What you have to do: Filter the data below, keeping only lines that contain "Report".

Extracted information:
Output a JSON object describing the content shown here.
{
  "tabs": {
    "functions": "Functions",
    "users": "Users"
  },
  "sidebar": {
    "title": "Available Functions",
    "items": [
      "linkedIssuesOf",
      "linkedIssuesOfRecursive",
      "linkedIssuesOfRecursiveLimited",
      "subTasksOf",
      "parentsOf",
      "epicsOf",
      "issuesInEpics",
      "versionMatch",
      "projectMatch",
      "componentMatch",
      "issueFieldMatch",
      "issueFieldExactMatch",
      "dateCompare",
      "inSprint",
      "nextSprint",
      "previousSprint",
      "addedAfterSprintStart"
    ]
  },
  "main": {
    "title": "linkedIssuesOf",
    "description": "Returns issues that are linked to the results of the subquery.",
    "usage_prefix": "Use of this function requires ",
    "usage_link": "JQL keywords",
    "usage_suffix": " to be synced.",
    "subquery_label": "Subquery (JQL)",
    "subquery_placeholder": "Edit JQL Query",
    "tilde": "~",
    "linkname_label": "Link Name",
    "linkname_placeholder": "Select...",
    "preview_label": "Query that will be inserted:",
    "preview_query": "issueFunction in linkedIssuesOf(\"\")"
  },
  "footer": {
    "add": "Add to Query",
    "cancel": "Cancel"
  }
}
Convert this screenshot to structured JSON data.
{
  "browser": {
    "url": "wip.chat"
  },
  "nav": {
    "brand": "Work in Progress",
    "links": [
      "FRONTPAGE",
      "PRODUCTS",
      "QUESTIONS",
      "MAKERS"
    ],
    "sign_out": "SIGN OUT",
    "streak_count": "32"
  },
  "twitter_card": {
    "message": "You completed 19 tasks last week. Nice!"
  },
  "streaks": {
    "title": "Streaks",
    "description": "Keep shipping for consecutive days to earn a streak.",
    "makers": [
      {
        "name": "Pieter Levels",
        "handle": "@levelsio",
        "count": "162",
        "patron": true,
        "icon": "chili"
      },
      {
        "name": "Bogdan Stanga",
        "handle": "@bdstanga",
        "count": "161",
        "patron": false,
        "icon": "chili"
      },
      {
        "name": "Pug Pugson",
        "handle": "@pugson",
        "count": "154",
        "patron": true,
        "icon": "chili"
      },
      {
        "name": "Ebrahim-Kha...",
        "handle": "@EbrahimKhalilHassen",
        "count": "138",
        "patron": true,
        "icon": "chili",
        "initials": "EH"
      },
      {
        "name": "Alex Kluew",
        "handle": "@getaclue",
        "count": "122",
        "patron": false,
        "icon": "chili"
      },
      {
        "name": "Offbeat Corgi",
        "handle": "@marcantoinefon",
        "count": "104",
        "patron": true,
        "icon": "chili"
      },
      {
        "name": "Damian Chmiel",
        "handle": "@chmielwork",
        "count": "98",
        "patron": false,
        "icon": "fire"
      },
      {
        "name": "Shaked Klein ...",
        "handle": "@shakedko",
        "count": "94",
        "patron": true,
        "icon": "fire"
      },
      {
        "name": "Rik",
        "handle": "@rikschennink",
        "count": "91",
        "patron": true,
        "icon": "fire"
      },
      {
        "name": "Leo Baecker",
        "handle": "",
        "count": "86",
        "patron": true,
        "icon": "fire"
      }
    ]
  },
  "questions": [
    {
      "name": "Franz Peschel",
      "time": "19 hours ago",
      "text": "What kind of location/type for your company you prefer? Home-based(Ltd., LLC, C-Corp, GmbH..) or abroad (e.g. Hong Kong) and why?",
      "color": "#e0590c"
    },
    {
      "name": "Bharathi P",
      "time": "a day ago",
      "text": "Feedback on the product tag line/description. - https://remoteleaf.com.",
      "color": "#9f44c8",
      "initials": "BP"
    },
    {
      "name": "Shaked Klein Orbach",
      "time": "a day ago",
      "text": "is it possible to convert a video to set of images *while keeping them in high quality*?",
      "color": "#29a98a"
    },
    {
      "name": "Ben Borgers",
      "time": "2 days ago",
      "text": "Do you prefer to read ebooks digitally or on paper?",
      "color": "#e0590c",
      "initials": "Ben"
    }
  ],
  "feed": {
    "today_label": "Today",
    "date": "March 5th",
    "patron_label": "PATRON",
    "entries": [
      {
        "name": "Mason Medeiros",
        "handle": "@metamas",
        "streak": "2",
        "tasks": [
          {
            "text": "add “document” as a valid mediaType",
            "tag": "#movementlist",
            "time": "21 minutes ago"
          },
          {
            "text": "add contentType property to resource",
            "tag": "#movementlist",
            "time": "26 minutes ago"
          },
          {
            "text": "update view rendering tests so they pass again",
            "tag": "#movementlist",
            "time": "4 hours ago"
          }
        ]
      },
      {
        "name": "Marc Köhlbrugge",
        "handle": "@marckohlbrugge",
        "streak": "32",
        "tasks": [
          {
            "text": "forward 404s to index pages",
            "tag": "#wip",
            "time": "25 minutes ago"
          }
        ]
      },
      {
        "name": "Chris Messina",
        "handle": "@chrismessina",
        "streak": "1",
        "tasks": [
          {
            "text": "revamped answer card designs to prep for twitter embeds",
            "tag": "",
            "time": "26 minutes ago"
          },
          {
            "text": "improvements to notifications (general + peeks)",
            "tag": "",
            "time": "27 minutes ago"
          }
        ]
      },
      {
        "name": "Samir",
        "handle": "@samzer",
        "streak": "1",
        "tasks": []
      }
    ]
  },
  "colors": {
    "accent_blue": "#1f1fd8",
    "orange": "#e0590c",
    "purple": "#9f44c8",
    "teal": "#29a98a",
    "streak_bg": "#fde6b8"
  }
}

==

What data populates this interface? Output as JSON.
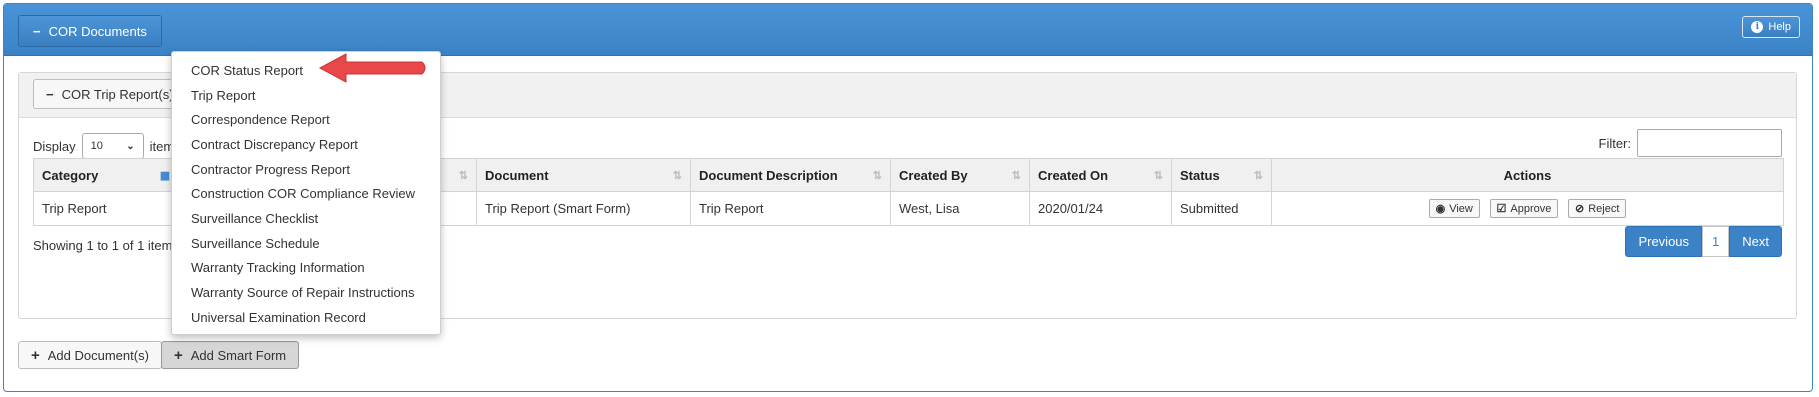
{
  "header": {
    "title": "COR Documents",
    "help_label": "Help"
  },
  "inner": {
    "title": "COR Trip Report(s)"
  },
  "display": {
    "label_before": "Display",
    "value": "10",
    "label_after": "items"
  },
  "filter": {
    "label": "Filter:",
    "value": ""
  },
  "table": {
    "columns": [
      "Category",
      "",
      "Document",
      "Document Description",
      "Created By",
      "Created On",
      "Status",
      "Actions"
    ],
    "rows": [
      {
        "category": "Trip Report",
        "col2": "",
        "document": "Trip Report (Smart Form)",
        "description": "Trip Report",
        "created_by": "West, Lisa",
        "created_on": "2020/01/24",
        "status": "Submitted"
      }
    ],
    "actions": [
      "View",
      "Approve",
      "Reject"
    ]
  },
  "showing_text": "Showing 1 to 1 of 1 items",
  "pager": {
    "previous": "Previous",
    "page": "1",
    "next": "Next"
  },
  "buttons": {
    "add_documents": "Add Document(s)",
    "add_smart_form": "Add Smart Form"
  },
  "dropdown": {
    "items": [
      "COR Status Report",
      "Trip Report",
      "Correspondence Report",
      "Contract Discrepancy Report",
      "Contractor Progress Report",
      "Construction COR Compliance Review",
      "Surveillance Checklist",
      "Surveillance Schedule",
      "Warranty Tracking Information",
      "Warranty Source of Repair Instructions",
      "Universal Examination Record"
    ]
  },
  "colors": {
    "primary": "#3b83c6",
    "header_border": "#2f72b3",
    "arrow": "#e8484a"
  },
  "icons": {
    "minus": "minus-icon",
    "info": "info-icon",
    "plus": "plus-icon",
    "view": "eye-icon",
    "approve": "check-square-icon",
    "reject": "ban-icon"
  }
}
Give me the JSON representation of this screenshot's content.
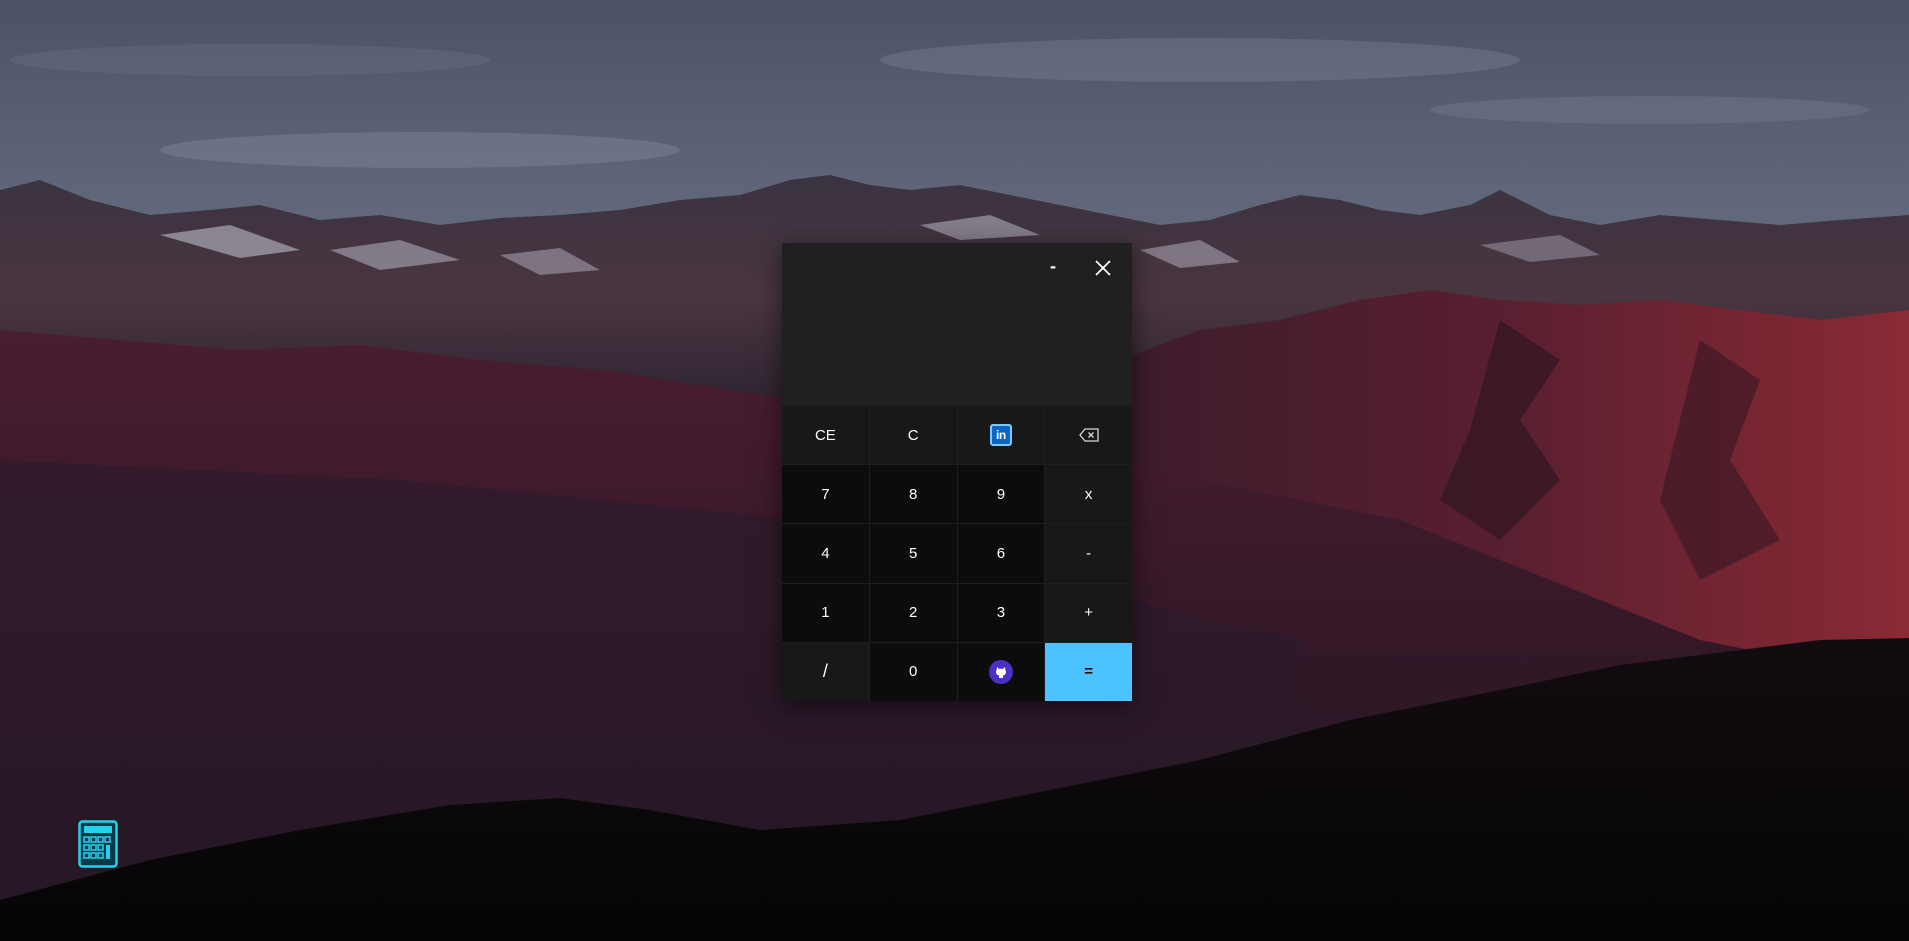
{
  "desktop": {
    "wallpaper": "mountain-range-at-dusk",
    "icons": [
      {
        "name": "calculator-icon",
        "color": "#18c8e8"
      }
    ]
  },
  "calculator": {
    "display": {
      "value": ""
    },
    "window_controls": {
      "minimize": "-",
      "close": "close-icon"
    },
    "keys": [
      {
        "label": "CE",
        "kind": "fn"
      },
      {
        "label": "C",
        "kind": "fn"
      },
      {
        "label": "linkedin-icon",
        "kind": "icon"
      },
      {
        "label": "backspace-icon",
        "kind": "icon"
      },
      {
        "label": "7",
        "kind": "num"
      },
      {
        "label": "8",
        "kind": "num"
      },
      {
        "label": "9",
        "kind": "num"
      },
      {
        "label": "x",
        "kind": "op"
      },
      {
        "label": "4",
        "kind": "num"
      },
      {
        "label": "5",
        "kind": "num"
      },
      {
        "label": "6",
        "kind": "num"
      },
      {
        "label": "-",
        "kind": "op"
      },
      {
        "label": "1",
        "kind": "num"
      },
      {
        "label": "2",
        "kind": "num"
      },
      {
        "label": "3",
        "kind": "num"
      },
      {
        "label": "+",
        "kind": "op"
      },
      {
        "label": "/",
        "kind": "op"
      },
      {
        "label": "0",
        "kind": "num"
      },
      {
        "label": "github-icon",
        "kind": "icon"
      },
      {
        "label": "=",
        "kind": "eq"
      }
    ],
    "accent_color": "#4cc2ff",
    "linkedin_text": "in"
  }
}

Result:
    "title": "COR Trip Report(s)"
        "category": "Trip Report",
        "document": "Trip Report (Smart Form)",
        "description": "Trip Report",
      "COR Status Report",
      "Trip Report",
      "Correspondence Report",
      "Contract Discrepancy Report",
      "Contractor Progress Report",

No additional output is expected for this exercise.